To these measures, add breathalyzers, and a permissible blood alcohol level lower than you’ll reach on a single beer (0.1 mg of alcohol for liter of air expelled). For that one beer you can end up paying a large fine, losing your license for up to a year and even serving some jail time. Then add mandatory driving schools. Add rigorous practical and psychological testing for new drivers. And public service announcements on television. Add mandatory retraining for drivers who rack up over 20 points on their licenses. There’s some serious enforcement here and I, for one, welcome it!

Drive right in here, and take a deep breath

Interesting, and effective, public service campaign

When Mark and I moved here the idea that a driver might stop for a pedestrian in a crosswalk was almost ludicrous. It was the motorist who claimed the right of way, and pedestrians were wise not to trust their luck. But, while we still haven’t reached Californian levels of compliance with crosswalk laws, the situation has quite unmistakably taken a major turn. It’s as if stopping for pedestrians was contagious. One person did it. Everybody else copied. Brazilians now seem in effect to take pride in the courtesy they show.

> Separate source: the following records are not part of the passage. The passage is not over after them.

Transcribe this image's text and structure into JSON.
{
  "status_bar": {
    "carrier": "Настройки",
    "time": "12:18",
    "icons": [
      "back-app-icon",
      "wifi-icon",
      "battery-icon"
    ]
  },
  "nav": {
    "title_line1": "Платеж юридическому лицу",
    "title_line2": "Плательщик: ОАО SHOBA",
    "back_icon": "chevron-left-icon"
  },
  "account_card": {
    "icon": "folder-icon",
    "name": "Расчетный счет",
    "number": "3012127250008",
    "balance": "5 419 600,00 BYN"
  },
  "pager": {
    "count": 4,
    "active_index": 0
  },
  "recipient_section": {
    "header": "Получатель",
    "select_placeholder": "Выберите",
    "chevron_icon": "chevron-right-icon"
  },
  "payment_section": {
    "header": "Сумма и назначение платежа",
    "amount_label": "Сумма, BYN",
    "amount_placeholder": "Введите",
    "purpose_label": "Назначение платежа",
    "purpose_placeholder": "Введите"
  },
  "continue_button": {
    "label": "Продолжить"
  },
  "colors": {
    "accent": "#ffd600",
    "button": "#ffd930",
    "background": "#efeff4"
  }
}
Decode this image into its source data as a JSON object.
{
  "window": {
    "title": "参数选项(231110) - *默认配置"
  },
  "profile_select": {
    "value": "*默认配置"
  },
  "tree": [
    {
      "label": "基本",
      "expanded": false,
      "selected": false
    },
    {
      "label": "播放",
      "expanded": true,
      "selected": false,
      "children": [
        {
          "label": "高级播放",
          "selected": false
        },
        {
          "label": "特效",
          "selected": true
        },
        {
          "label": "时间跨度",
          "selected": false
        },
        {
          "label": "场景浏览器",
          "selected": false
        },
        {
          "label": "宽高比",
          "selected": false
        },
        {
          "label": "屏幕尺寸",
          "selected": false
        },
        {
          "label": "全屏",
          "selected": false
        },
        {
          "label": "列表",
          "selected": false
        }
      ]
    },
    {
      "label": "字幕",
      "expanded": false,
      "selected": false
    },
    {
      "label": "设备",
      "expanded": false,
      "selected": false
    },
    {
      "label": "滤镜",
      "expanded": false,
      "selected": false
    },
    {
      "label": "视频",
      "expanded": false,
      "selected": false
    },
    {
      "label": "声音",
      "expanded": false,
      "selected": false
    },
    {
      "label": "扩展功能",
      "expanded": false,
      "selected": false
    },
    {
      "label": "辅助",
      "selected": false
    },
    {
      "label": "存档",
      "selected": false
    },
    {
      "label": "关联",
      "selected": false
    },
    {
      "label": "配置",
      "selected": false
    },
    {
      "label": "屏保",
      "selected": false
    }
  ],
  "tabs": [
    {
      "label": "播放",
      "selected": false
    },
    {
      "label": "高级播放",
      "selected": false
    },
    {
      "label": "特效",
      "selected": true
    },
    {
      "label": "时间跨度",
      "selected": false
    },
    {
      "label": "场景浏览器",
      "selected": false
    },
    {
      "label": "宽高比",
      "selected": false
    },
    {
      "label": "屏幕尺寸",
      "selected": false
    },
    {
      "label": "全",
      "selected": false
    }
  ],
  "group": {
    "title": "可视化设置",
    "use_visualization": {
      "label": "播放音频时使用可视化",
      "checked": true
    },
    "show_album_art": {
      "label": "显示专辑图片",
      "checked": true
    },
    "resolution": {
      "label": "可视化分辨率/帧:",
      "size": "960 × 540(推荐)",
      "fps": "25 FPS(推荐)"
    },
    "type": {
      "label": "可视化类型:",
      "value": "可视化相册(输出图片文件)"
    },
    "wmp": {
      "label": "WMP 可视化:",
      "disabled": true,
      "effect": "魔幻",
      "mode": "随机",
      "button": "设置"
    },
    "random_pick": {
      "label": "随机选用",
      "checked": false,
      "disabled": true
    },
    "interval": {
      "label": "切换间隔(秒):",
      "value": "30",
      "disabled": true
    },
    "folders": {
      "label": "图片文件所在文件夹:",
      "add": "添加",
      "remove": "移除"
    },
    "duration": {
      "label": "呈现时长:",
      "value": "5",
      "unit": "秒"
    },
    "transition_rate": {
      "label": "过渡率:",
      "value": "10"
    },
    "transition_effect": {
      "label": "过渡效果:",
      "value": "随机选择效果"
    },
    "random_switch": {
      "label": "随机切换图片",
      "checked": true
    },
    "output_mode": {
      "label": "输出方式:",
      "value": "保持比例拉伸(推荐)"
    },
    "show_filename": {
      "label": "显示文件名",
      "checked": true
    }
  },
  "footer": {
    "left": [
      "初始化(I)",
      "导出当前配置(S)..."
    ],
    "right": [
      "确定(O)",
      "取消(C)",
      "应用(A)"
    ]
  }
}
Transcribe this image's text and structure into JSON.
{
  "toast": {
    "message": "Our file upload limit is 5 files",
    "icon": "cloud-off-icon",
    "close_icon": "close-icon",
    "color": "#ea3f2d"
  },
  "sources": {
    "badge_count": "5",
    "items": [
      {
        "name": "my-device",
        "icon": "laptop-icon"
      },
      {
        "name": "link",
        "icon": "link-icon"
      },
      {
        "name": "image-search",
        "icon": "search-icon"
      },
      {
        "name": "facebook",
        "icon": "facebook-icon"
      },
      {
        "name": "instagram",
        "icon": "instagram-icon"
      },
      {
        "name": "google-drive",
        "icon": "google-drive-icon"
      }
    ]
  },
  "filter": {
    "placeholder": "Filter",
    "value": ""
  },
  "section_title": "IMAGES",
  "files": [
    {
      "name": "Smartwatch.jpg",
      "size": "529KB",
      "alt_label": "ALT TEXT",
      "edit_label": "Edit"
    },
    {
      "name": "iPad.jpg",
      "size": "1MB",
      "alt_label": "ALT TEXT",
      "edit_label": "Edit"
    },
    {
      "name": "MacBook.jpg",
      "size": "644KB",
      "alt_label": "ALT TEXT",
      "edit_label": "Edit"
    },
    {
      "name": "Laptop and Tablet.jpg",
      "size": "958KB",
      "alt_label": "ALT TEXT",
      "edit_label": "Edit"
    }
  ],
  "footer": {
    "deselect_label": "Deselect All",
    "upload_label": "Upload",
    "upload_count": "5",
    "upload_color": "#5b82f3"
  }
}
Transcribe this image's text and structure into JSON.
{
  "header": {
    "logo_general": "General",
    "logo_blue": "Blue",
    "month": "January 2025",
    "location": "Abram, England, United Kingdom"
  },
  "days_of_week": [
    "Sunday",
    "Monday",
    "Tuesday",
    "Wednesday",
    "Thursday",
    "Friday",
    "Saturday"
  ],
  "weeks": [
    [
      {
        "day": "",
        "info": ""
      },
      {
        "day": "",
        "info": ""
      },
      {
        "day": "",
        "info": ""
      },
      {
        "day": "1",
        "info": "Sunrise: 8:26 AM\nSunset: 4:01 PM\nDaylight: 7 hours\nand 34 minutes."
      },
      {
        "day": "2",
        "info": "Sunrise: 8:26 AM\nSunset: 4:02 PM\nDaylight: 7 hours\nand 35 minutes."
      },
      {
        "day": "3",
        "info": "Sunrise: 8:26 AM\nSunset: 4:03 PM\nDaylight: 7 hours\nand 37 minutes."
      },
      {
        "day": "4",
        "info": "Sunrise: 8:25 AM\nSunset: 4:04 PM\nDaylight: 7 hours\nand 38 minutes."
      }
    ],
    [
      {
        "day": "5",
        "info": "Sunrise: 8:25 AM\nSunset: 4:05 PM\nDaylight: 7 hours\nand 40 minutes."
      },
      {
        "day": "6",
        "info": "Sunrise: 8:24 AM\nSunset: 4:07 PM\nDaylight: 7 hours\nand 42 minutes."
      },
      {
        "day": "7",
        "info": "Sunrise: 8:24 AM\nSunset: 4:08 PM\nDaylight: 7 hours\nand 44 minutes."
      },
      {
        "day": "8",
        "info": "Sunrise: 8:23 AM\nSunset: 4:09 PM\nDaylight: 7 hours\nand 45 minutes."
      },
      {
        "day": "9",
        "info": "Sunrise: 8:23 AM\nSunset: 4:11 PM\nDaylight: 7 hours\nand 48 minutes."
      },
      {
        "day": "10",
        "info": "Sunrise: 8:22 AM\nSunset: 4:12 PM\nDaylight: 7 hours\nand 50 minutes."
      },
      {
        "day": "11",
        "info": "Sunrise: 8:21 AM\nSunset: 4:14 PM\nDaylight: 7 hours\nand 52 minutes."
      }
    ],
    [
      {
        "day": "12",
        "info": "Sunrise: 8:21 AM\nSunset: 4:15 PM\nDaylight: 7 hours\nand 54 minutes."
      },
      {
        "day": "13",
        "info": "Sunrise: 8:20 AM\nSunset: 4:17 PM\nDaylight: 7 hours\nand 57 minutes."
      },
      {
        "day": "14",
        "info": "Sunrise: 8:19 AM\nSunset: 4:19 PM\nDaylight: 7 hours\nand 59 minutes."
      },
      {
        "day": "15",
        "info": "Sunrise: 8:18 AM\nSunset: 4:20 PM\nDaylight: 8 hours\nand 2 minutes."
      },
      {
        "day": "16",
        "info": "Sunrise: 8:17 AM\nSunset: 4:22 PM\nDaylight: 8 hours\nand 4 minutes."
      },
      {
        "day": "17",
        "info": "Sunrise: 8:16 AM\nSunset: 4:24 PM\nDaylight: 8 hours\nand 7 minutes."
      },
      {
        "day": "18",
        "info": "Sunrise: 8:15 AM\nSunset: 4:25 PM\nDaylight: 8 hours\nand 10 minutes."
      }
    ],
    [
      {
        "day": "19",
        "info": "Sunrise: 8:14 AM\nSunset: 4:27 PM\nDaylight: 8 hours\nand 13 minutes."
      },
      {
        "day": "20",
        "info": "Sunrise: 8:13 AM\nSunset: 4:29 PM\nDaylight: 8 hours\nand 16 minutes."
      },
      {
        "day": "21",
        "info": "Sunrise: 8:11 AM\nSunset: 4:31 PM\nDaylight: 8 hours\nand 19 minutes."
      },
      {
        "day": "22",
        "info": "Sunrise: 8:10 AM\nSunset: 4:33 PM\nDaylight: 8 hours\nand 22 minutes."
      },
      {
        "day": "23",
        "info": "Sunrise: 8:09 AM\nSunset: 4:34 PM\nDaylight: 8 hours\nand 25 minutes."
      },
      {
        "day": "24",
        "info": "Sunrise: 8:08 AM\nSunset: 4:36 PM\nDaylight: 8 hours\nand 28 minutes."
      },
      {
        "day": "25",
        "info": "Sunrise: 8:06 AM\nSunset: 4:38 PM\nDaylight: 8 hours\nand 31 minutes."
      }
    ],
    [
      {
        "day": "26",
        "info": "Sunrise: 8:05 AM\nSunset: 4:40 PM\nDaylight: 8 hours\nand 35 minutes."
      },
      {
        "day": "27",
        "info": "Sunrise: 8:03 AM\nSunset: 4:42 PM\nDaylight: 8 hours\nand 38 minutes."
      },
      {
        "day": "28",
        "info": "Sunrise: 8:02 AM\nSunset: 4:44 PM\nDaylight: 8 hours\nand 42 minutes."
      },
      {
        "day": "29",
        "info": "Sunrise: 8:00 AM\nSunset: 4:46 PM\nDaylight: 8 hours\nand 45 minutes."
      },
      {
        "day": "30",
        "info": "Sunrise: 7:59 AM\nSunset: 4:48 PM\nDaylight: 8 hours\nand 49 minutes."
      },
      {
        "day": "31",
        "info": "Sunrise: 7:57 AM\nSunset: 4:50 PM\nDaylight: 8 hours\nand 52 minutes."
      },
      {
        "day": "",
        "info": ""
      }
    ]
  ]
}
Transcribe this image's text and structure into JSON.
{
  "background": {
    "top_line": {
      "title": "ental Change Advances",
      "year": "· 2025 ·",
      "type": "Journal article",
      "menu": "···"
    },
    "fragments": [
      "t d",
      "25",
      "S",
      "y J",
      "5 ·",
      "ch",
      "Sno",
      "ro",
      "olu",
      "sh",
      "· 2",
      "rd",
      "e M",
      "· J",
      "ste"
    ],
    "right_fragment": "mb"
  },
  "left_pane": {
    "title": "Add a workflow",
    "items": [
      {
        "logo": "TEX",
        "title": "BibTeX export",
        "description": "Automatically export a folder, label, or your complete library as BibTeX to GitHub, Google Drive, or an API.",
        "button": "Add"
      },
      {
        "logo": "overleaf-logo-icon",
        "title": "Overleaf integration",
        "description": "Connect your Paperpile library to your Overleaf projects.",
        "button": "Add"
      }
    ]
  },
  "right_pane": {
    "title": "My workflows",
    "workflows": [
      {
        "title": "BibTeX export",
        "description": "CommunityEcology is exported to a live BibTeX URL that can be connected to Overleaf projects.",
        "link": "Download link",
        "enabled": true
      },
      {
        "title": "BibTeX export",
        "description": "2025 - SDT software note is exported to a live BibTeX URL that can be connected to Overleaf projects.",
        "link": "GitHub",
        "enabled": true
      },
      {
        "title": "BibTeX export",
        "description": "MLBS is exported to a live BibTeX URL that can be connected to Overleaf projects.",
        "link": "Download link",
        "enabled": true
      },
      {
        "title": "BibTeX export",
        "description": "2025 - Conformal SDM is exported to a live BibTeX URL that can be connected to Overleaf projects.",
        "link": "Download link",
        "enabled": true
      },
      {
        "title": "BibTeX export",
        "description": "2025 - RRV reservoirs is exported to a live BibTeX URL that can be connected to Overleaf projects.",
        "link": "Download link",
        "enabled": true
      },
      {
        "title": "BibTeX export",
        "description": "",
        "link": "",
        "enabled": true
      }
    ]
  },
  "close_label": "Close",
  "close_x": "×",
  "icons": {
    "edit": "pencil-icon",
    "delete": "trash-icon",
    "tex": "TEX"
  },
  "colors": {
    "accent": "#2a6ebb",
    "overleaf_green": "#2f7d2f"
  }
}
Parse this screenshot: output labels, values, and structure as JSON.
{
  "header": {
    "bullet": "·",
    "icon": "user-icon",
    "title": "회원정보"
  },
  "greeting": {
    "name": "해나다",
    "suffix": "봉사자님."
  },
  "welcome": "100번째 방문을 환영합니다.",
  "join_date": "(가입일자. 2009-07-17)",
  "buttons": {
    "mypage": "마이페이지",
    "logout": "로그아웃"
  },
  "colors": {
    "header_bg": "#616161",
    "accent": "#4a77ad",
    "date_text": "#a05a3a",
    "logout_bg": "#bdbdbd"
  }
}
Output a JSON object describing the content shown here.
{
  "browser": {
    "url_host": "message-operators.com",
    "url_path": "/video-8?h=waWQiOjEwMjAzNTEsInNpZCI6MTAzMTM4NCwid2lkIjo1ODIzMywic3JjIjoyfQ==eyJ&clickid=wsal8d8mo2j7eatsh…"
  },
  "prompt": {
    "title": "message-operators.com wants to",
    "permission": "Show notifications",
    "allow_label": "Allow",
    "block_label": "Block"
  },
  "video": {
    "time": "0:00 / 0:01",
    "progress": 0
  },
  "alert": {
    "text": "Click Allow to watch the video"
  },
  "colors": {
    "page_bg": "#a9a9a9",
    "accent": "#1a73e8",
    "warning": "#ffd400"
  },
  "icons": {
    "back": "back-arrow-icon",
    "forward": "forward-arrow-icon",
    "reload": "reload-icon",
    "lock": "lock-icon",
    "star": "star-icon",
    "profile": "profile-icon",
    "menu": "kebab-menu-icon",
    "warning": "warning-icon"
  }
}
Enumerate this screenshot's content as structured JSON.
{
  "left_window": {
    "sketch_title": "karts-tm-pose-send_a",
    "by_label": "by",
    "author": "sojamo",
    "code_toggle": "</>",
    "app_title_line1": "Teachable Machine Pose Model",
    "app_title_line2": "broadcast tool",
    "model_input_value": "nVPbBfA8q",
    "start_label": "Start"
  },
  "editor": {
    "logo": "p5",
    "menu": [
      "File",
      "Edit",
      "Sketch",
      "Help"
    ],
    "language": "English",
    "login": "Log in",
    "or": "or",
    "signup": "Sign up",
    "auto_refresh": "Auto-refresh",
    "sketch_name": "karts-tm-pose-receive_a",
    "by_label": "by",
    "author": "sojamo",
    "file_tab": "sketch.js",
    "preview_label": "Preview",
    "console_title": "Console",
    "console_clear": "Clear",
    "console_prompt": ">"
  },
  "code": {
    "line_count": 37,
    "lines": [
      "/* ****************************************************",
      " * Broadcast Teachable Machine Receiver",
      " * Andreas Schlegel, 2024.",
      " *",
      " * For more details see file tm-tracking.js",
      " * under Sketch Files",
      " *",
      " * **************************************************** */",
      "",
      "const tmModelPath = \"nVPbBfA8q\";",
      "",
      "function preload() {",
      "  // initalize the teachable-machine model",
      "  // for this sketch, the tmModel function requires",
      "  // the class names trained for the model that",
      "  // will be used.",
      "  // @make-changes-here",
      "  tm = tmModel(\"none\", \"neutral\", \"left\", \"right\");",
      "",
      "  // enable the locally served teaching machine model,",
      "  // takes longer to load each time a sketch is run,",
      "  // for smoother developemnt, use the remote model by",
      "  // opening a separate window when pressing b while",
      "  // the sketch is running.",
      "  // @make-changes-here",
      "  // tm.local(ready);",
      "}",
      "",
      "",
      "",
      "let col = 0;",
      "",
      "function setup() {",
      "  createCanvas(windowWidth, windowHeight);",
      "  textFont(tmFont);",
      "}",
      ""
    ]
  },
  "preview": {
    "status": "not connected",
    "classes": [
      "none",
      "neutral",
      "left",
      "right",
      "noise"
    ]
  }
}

But let me go back to where I started. Driving here is still neither as disciplined as it is in the U.S., and neither is it consequently as safe. But most new drivers in the U.S. had parents who were drivers and probably grandparents who were drivers. Driving as well as car-ownership have long been routine in the U.S. Here many drivers are first-generation drivers, and widespread car ownership is a function of the only recent emergence of a vast middle class. I don’t know the Asian countries. But, if what I hear about driving in India and China and Vietnam is true, Brazil may still be some distance from U.S. standards of behind-the-wheel prudence, but it’s at a far greater distance from the amazing mess you see in this picture from India. And this pretty much reflects just where we stand on the development scale. Down here in Southeastern and Southern Brazil, we’re not yet 100 percent First World. But we’re getting really close.